Each line of the material holding the word "icon" must be identified and copied.

▶ **INFORMATION GIVEN**:
+ + + + +

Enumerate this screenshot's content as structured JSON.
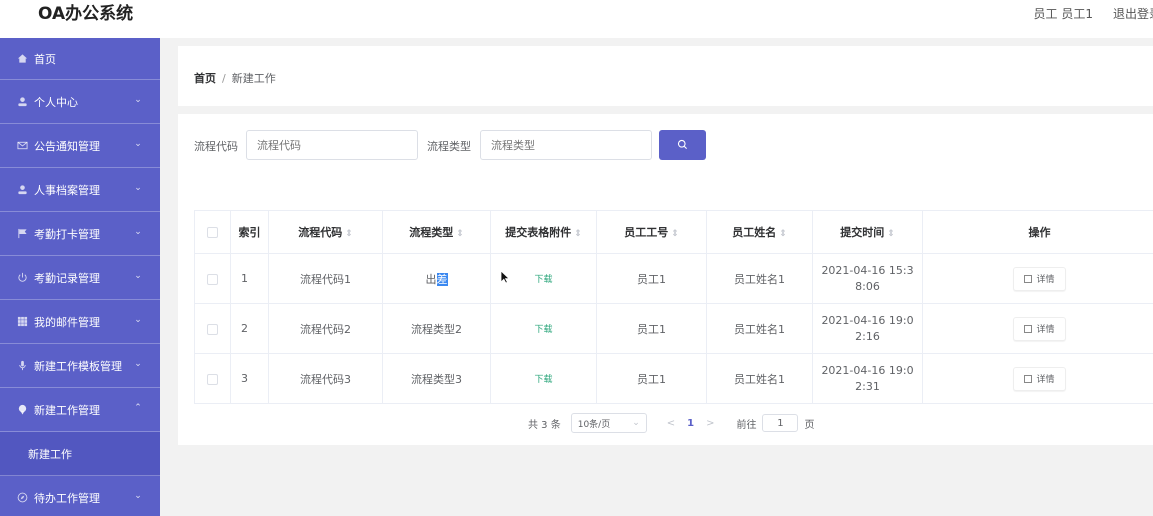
{
  "header": {
    "app_title": "OA办公系统",
    "user": "员工 员工1",
    "logout": "退出登录"
  },
  "sidebar": {
    "items": [
      {
        "label": "首页",
        "icon": "home-icon"
      },
      {
        "label": "个人中心",
        "icon": "user-icon"
      },
      {
        "label": "公告通知管理",
        "icon": "mail-icon"
      },
      {
        "label": "人事档案管理",
        "icon": "user-icon"
      },
      {
        "label": "考勤打卡管理",
        "icon": "flag-icon"
      },
      {
        "label": "考勤记录管理",
        "icon": "power-icon"
      },
      {
        "label": "我的邮件管理",
        "icon": "grid-icon"
      },
      {
        "label": "新建工作模板管理",
        "icon": "mic-icon"
      },
      {
        "label": "新建工作管理",
        "icon": "pin-icon"
      },
      {
        "label": "待办工作管理",
        "icon": "compass-icon"
      }
    ],
    "sub_item": "新建工作"
  },
  "breadcrumb": {
    "home": "首页",
    "separator": "/",
    "current": "新建工作"
  },
  "search": {
    "code_label": "流程代码",
    "code_placeholder": "流程代码",
    "type_label": "流程类型",
    "type_placeholder": "流程类型"
  },
  "table": {
    "columns": [
      "索引",
      "流程代码",
      "流程类型",
      "提交表格附件",
      "员工工号",
      "员工姓名",
      "提交时间",
      "操作"
    ],
    "rows": [
      {
        "index": "1",
        "code": "流程代码1",
        "type_a": "出",
        "type_b": "差",
        "attachment": "下载",
        "emp_no": "员工1",
        "emp_name": "员工姓名1",
        "time_a": "2021-04-16 15:3",
        "time_b": "8:06",
        "action": "详情"
      },
      {
        "index": "2",
        "code": "流程代码2",
        "type": "流程类型2",
        "attachment": "下载",
        "emp_no": "员工1",
        "emp_name": "员工姓名1",
        "time_a": "2021-04-16 19:0",
        "time_b": "2:16",
        "action": "详情"
      },
      {
        "index": "3",
        "code": "流程代码3",
        "type": "流程类型3",
        "attachment": "下载",
        "emp_no": "员工1",
        "emp_name": "员工姓名1",
        "time_a": "2021-04-16 19:0",
        "time_b": "2:31",
        "action": "详情"
      }
    ]
  },
  "pagination": {
    "total": "共 3 条",
    "page_size": "10条/页",
    "current": "1",
    "goto_label": "前往",
    "goto_value": "1",
    "page_suffix": "页"
  },
  "colors": {
    "accent": "#5b60c8",
    "download": "#2aa57a"
  }
}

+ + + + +

▶ **RESPONSE TO THIS EXERCISE**:
        "icon": "home-icon"
        "icon": "user-icon"
        "icon": "mail-icon"
        "icon": "user-icon"
        "icon": "flag-icon"
        "icon": "power-icon"
        "icon": "grid-icon"
        "icon": "mic-icon"
        "icon": "pin-icon"
        "icon": "compass-icon"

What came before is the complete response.